This simulation may either be done in groups or individually. Each group (or individual) begins with \$10,000.  With this money, the group (or individual) must invest in stocks from 5 (or more) different companies. Use the “closing price” as you make your purchase, as you keep track of market fluctuations, and as you sell your stock.  The timeline for this activity is a minimum of 15 business days. On the final day, you will sell your stocks and report on their portfolio’s value and what you learned.   A two-page worksheet is attached here in working through the exercise.  The link to the New York Stock Exchange is included at the top.  Please staple an attractive cover sheet to the exercise with your name, date, etc. and turn it in on the date of the final.

STOCK MARKET SIMULATION WORKSHEET

http://online.wsj.com/mdc/public/page/2_3024-NYSE.html

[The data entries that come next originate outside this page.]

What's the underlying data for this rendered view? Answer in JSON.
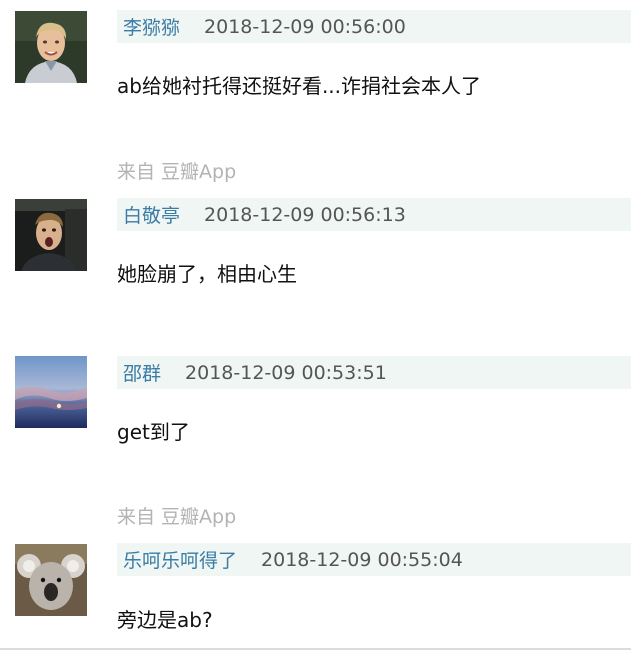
{
  "comments": [
    {
      "author": "李猕猕",
      "time": "2018-12-09 00:56:00",
      "text": "ab给她衬托得还挺好看...诈捐社会本人了",
      "avatar_icon": "young-man-avatar-icon",
      "source": "来自 豆瓣App"
    },
    {
      "author": "白敬亭",
      "time": "2018-12-09 00:56:13",
      "text": "她脸崩了，相由心生",
      "avatar_icon": "shouting-man-avatar-icon",
      "source": ""
    },
    {
      "author": "邵群",
      "time": "2018-12-09 00:53:51",
      "text": "get到了",
      "avatar_icon": "sunset-sky-avatar-icon",
      "source": "来自 豆瓣App"
    },
    {
      "author": "乐呵乐呵得了",
      "time": "2018-12-09 00:55:04",
      "text": "旁边是ab?",
      "avatar_icon": "koala-avatar-icon",
      "source": ""
    }
  ],
  "colors": {
    "author": "#3a7ca6",
    "meta_bg": "#f0f6f3",
    "source": "#b3b3b3"
  }
}
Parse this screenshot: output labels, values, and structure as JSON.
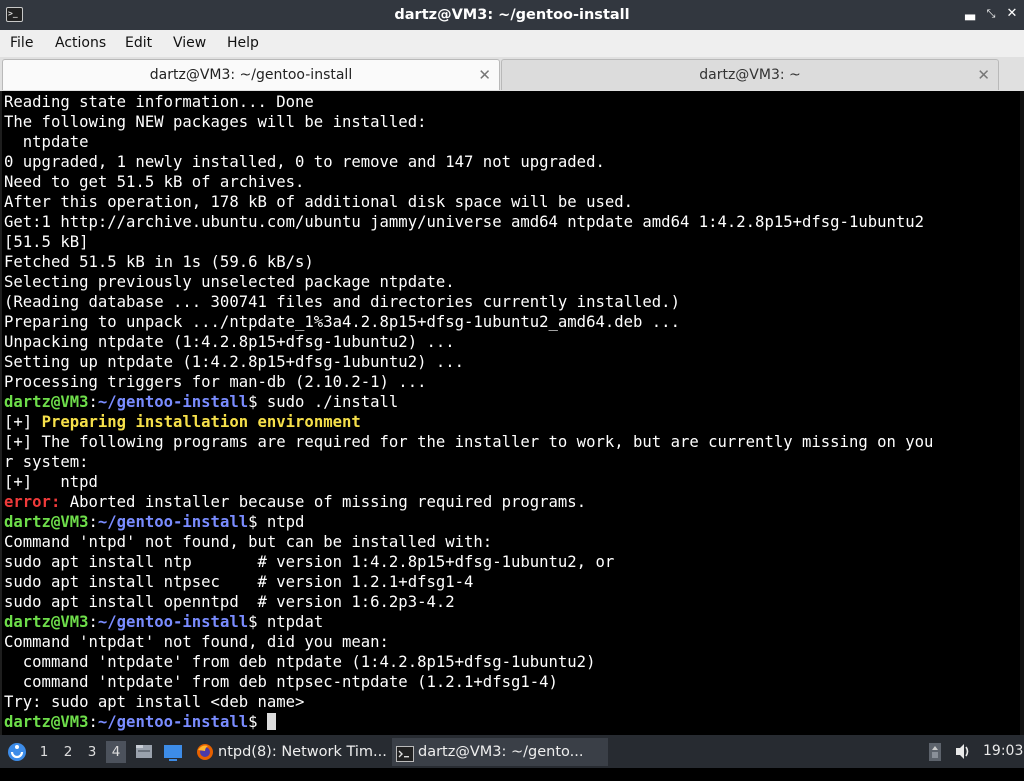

COMPANIES:  Name, Number of Shares Purchased, Cash Paid on Day One.  You have \$10,000 to spend.
(Example:  Gannet:   Purchased 63 shares x \$4.30 = \$1,999.50)
Company 1. __________________________________________________________________________
Company 2.___________________________________________________________________________
Company 3. __________________________________________________________________________
Company 4. __________________________________________________________________________
Company 5.___________________________________________________________________________
TOTAL MONEY INVESTED IN ALL MY STOCK PURCHASES:________________________

TRACKING CLOSING PRICES PER STOCK ON MY FIVE COMPANIES OVER 15 DAYS
(You’re looking for trends and patterns.)

Date
Company 1
Name:
Company 2
Name:
Company 3
Name:
Company 4
Name:
Company 5
Name:

SELLING!  MONEY RECEIVED ON YOUR STOCK (BY COMPANY) SOLD ON DAY 15:
Company 1.___________________________________________________________________________
Company 2. __________________________________________________________________________
Company 3. __________________________________________________________________________
Company 4. __________________________________________________________________________
Company 5. __________________________________________________________________________
MY TOTAL STOCK SALES: ­­­­­­­­­­­­­­­­­­­____________________________

MY OVERALL PROFIT/LOSS:_________________________________  (J or L)
(Total Money Invested Minus Total Stock Sales)